With Little Rock in the rear-view, we trekked on to Dallas & Plano Texas, where friend Bertina spent an hour with a friend she’d never met. We spent the night in Plano at a unique hotel called NYLO, (for New York Loft. A cross between industrial chic and incarceration, it was a bit like spending the night at Shawshank Prison, without the Rita Hayworth movie, but delightful nonetheless. Then it was on to Austin, where things are still weird, the music’s served up eclectic & plentiful and the heat can fry ostrich eggs. We spent two days in weird old hot Austin, then clipped the grandson into his car seat and headed east to Galveston Island & the Schlitterbahn Waterpark. The lad was pleased. The waterpark brought out the boy’s inner dolphin.
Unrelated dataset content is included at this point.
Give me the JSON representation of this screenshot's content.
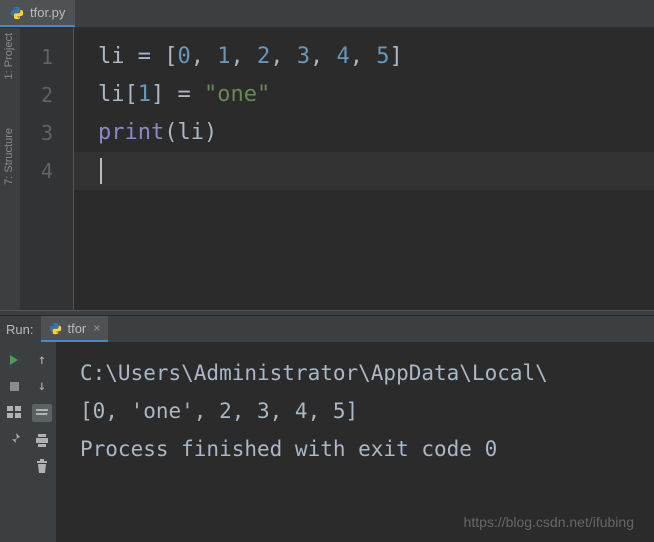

I’m sure I noticed fins sprouting on his back and arms. You can lead a six-year-old to water, but you can’t make him get out of it and towel off. At Schlitterbahn friend Bertina qualified for yet another gold medal, this one for backward boogie-boarding, a waterlogged effort promising to become an Olympic sport. Here she is below.

Go, Bertina! And we thought the throwed-roll catch was amazing!

Next stop: Houston. 

From Galveston Island we crossed the causeway into Houston and checked out the attractions. First on the list was the Houston Museum of Natural Science. If your museum preference tends toward fascinating, ancient, historic and engaging, the HMNS is world class. Impossible to see in one day, or one week, the HMNS was a refuge from the sticky heat and a great way to spend an afternoon. The IMAX style planetarium alone is worth the price of entry. Next it was downtown Houston to see the Downtown Aquarium, possibly the only disappointment of the Texas trek. The Houston aquarium is a good place to see all manner of fish/cephalopods/crustaceans/and various other marine critters. But the major attraction seems to be…the white tigers?

                        Something’s fishy, Mariah                 Nero, the rare White Tiger

From Houston, Mariah and Bertina went their separate ways: M to Atlanta and Warner-Robins to see the youngest daughter; Bertina back to Columbus to recover from her travels with the likes of us, and enjoy her medals.

I headed back to Austin with the grand lad, stayed one full day at an AirBnB place that was delightful, (review here) and then Wednesday, 8/11, the youngster and I flew from Austin to Columbus. On the 20th he and I flew back to Austin on the cross-country flight from Hades, and met up with Mariah once more. Two more nights in Austin at a terrific hotel called the Lone Star Court, then it was on the road, back through Arkansas, and on to Nashville where we had an appointment with the good folks at CBP, Customs and Border Protection. We’re now officially registered with the CBP in their Global Access Program. Registry in the GOES (Global Online Enrollment System)  allows us automatic TSA-Pre-check anytime we leave the country, and much easier reentry through customs on our return, to the U.S at least. Next post I’ll write about the GOES program, and why travelers should consider enrolling in it.

So…the guilt lines have been crossed, family and friends are assuaged, and we’re ready to return to Boquete and our new life turning expat into a verb. We also intend to refurbish the blog to better reflect our traveling endeavors, making it less specific to Panama. Stay tuned, and thanks for reading.